Two days after George Floyd’s murder in May 2020, Falwell tweeted a picture of a COVID mask that showed a man in blackface posing with a man in a KKK hood. In early August 2020, Falwell posted a photo on Instagram of himself aboard a yacht with his pants unzipped, a drink in one hand, and his other arm wrapped around a pregnant Liberty employee with her belly exposed.
The controversies turned Falwell into an avatar of the rank hypocrisy, know-nothingism, and toxic masculinity that explained why 81 percent of white evangelical Christians voted in 2016 for Trump, a thrice-married reality TV star who literally boasted of grabbing women by the pussy.
J.D. Vance tells us who he is. Again.
Not at all completely bat shit crazy.
It seems the media is doing its job in successfully kneecapping Biden to keep the horse race going for ratings, like they did for Trump.
We've seen plenty of pieces on the higher price of milk and gas et al, but none on the child tax credit and how its helping families and lifting kids out of poverty, or the massive job creation and low unemployment, or the millions of lives saved by Biden's successful vaccine rollout, or the incredible positive impact the infrastructure bill is already having nationwide, or Biden's influx of millions to help families pay for heating, or how he just raised the minimum wage to $15 for federal workers.
Mostly, we've been treated to numerous, relentless hit pieces on Afghanistan, the constant pounding of inflation (which, if the media was honest, is to be expected in a pandemic), and interminable droning on his lousy poll numbers, created in large part by the media. It's all negative, all the time. It's truly frustrating and sad.
The problem for Biden is that, as the saying goes, you dance with the one that brung you to the dance and two different, opposing suitors are claiming the title. The gap is one of age: a younger, woke Obama cohort from 2018 and an older, moderate Jim Clyburn one from 2020.
I might personally identify more with the latter, but frankly, I get that we didn't deliver the same landslide margins as in 2018 to claim a mandate. That means the path to actual legislation runs through a dozen or so Senate Republicans looking for a Trump offramp (if they exist, and I say a dozen because none will want to be the 10th vote overriding a filibuster and ending their careers). That leaves Manchin, who has actually proposed plausible legislative solutions, driving the train.
If you're a progressive swept into the House or Senate in 2018, you've already gotten rolled by the establishment on BBB because there just weren't the votes or a clear path to passage and something - infrastructure - was clearly better than nothing. Still, leadership overpromised and then caved. Voting rights, meanwhile, is existential, prompting a further debate on blowing up the filibuster. The problem here is that voting rights is viewed and messaged through the lens of race in the midst of a rightwing coup.
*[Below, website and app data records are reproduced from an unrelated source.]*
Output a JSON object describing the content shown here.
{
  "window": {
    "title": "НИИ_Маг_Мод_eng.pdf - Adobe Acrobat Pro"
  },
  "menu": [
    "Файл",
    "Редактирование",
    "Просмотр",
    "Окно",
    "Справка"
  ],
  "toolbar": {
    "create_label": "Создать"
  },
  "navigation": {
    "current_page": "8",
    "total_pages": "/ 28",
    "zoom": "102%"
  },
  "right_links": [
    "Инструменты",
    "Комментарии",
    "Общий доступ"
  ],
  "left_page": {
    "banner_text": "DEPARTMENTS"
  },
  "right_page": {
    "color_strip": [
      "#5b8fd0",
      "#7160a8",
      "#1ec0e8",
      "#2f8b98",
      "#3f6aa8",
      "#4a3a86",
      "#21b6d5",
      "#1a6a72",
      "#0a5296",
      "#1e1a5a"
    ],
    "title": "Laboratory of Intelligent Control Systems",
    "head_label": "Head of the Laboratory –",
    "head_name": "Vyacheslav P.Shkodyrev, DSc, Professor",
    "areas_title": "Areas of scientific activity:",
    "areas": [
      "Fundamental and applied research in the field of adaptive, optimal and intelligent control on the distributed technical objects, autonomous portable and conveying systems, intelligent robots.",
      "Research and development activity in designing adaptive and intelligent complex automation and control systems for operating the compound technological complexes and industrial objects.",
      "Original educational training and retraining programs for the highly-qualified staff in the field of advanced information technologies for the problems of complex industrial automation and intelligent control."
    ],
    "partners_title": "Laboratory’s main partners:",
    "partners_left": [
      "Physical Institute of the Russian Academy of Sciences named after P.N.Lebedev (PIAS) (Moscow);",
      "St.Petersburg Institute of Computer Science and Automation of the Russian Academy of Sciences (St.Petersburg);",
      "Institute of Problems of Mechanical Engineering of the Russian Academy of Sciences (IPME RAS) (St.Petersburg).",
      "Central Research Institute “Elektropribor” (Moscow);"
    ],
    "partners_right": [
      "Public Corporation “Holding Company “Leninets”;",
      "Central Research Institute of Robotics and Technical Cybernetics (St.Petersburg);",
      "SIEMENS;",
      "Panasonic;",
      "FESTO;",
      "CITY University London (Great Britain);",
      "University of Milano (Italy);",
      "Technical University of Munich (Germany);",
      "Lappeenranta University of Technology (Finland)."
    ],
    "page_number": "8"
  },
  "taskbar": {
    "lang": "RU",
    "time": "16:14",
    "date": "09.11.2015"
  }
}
We keep having the wrong debates over bloated bills ticking off the constituency boxes versus nothing. The right blend of ECA reform and John Lewis could address the most dire problems; the rest will take more votes and more seats in both houses in 2022, which at the moment is a long shot. Unfortunately each side has a claim on Biden; he needs the Clyburn side for the Senate and the Bernie/AOC side for the House.
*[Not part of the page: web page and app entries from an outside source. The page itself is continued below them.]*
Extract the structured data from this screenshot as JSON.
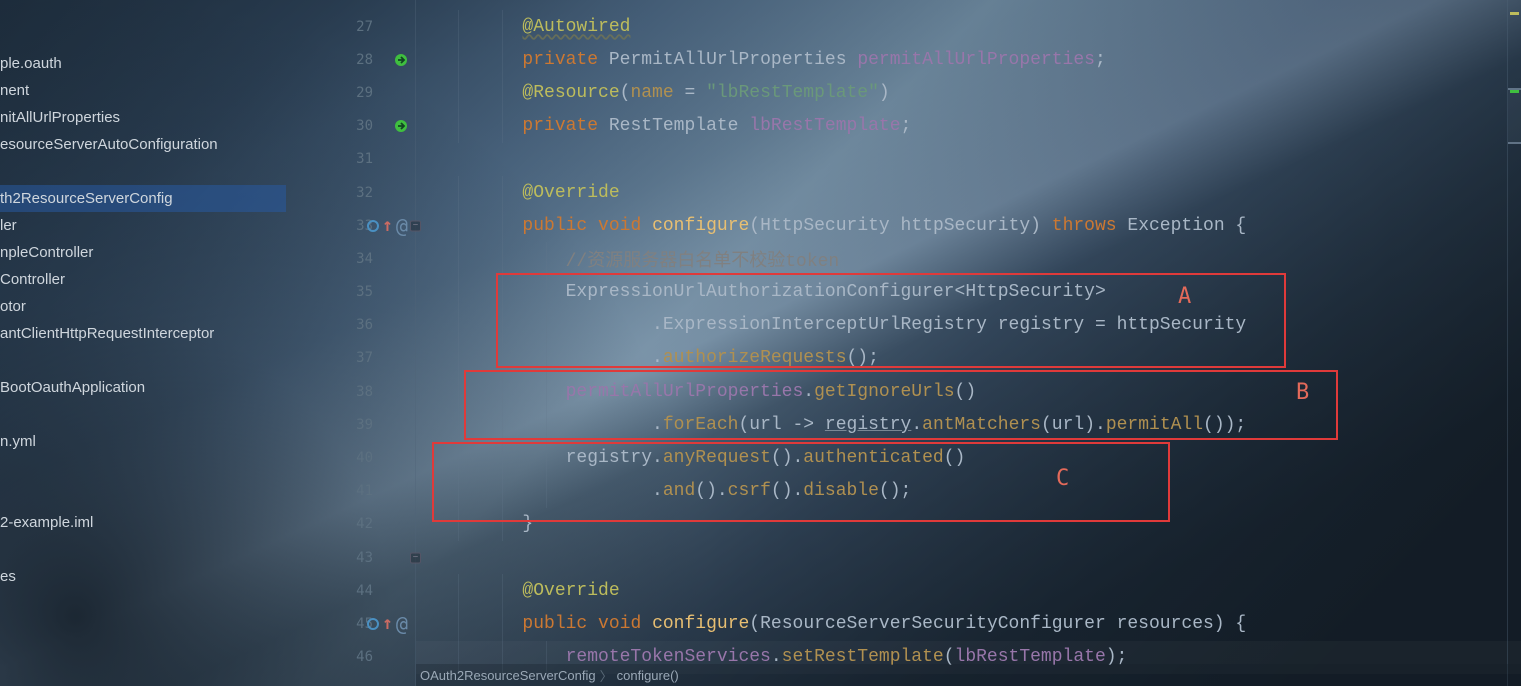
{
  "sidebar": {
    "items": [
      {
        "label": "ple.oauth"
      },
      {
        "label": "nent"
      },
      {
        "label": "nitAllUrlProperties"
      },
      {
        "label": "esourceServerAutoConfiguration"
      },
      {
        "label": ""
      },
      {
        "label": "th2ResourceServerConfig",
        "selected": true
      },
      {
        "label": "ler"
      },
      {
        "label": "npleController"
      },
      {
        "label": "Controller"
      },
      {
        "label": "otor"
      },
      {
        "label": "antClientHttpRequestInterceptor"
      },
      {
        "label": ""
      },
      {
        "label": "BootOauthApplication"
      },
      {
        "label": ""
      },
      {
        "label": "n.yml"
      },
      {
        "label": ""
      },
      {
        "label": ""
      },
      {
        "label": "2-example.iml"
      },
      {
        "label": ""
      },
      {
        "label": "es"
      }
    ]
  },
  "gutter": {
    "start": 27,
    "end": 46,
    "icons": {
      "28": "bean",
      "30": "bean",
      "33": "override",
      "45": "override"
    },
    "folds": [
      33,
      43
    ]
  },
  "code": {
    "27": [
      [
        "ind",
        2
      ],
      [
        "ann",
        "@Autowired",
        "wavy"
      ]
    ],
    "28": [
      [
        "ind",
        2
      ],
      [
        "kw",
        "private"
      ],
      [
        "punct",
        " "
      ],
      [
        "type",
        "PermitAllUrlProperties"
      ],
      [
        "punct",
        " "
      ],
      [
        "field",
        "permitAllUrlProperties"
      ],
      [
        "punct",
        ";"
      ]
    ],
    "29": [
      [
        "ind",
        2
      ],
      [
        "ann",
        "@Resource"
      ],
      [
        "punct",
        "("
      ],
      [
        "field",
        "name"
      ],
      [
        "punct",
        " = "
      ],
      [
        "str",
        "\"lbRestTemplate\""
      ],
      [
        "punct",
        "))"
      ]
    ],
    "29b": [
      [
        "ind",
        2
      ],
      [
        "ann",
        "@Resource"
      ],
      [
        "punct",
        "("
      ],
      [
        "methCall",
        "name"
      ],
      [
        "punct",
        " = "
      ],
      [
        "str",
        "\"lbRestTemplate\""
      ],
      [
        "punct",
        ")"
      ]
    ],
    "30": [
      [
        "ind",
        2
      ],
      [
        "kw",
        "private"
      ],
      [
        "punct",
        " "
      ],
      [
        "type",
        "RestTemplate"
      ],
      [
        "punct",
        " "
      ],
      [
        "field",
        "lbRestTemplate"
      ],
      [
        "punct",
        ";"
      ]
    ],
    "31": [
      [
        "ind",
        0
      ]
    ],
    "32": [
      [
        "ind",
        2
      ],
      [
        "ann",
        "@Override"
      ]
    ],
    "33": [
      [
        "ind",
        2
      ],
      [
        "kw",
        "public"
      ],
      [
        "punct",
        " "
      ],
      [
        "kw",
        "void"
      ],
      [
        "punct",
        " "
      ],
      [
        "meth",
        "configure"
      ],
      [
        "punct",
        "("
      ],
      [
        "type",
        "HttpSecurity"
      ],
      [
        "punct",
        " "
      ],
      [
        "param",
        "httpSecurity"
      ],
      [
        "punct",
        ") "
      ],
      [
        "kw",
        "throws"
      ],
      [
        "punct",
        " "
      ],
      [
        "type",
        "Exception"
      ],
      [
        "punct",
        " {"
      ]
    ],
    "34": [
      [
        "ind",
        3
      ],
      [
        "cmt",
        "//资源服务器白名单不校验token"
      ]
    ],
    "35": [
      [
        "ind",
        3
      ],
      [
        "type",
        "ExpressionUrlAuthorizationConfigurer"
      ],
      [
        "punct",
        "<"
      ],
      [
        "type",
        "HttpSecurity"
      ],
      [
        "punct",
        ">"
      ]
    ],
    "36": [
      [
        "ind",
        5
      ],
      [
        "punct",
        "."
      ],
      [
        "type",
        "ExpressionInterceptUrlRegistry"
      ],
      [
        "punct",
        " "
      ],
      [
        "param",
        "registry"
      ],
      [
        "punct",
        " = "
      ],
      [
        "param",
        "httpSecurity"
      ]
    ],
    "37": [
      [
        "ind",
        5
      ],
      [
        "punct",
        "."
      ],
      [
        "methCall",
        "authorizeRequests"
      ],
      [
        "punct",
        "();"
      ]
    ],
    "38": [
      [
        "ind",
        3
      ],
      [
        "field",
        "permitAllUrlProperties"
      ],
      [
        "punct",
        "."
      ],
      [
        "methCall",
        "getIgnoreUrls"
      ],
      [
        "punct",
        "()"
      ]
    ],
    "39": [
      [
        "ind",
        5
      ],
      [
        "punct",
        "."
      ],
      [
        "methCall",
        "forEach"
      ],
      [
        "punct",
        "("
      ],
      [
        "param",
        "url"
      ],
      [
        "punct",
        " -> "
      ],
      [
        "param",
        "registry",
        "under"
      ],
      [
        "punct",
        "."
      ],
      [
        "methCall",
        "antMatchers"
      ],
      [
        "punct",
        "("
      ],
      [
        "param",
        "url"
      ],
      [
        "punct",
        ")."
      ],
      [
        "methCall",
        "permitAll"
      ],
      [
        "punct",
        "());"
      ]
    ],
    "40": [
      [
        "ind",
        3
      ],
      [
        "param",
        "registry"
      ],
      [
        "punct",
        "."
      ],
      [
        "methCall",
        "anyRequest"
      ],
      [
        "punct",
        "()."
      ],
      [
        "methCall",
        "authenticated"
      ],
      [
        "punct",
        "()"
      ]
    ],
    "41": [
      [
        "ind",
        5
      ],
      [
        "punct",
        "."
      ],
      [
        "methCall",
        "and"
      ],
      [
        "punct",
        "()."
      ],
      [
        "methCall",
        "csrf"
      ],
      [
        "punct",
        "()."
      ],
      [
        "methCall",
        "disable"
      ],
      [
        "punct",
        "();"
      ]
    ],
    "42": [
      [
        "ind",
        2
      ],
      [
        "punct",
        "}"
      ]
    ],
    "43": [
      [
        "ind",
        0
      ]
    ],
    "44": [
      [
        "ind",
        2
      ],
      [
        "ann",
        "@Override"
      ]
    ],
    "45": [
      [
        "ind",
        2
      ],
      [
        "kw",
        "public"
      ],
      [
        "punct",
        " "
      ],
      [
        "kw",
        "void"
      ],
      [
        "punct",
        " "
      ],
      [
        "meth",
        "configure"
      ],
      [
        "punct",
        "("
      ],
      [
        "type",
        "ResourceServerSecurityConfigurer"
      ],
      [
        "punct",
        " "
      ],
      [
        "param",
        "resources"
      ],
      [
        "punct",
        ") {"
      ]
    ],
    "46": [
      [
        "ind",
        3
      ],
      [
        "field",
        "remoteTokenServices"
      ],
      [
        "punct",
        "."
      ],
      [
        "methCall",
        "setRestTemplate"
      ],
      [
        "punct",
        "("
      ],
      [
        "field",
        "lbRestTemplate"
      ],
      [
        "punct",
        ");"
      ]
    ]
  },
  "annotations": {
    "A": "A",
    "B": "B",
    "C": "C"
  },
  "breadcrumb": {
    "class": "OAuth2ResourceServerConfig",
    "method": "configure()"
  }
}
The progressives are understandably tired of taking one for the team, but while the broader public is with them generally on Covid, the economy and the social safety net, it balks at the particulars and the cost. That was the 2020 vote; no on Trump, meh on Dems. The progressives have to blink and serious Republicans have to get off their asses and commit to a democratic future. Period, full stop.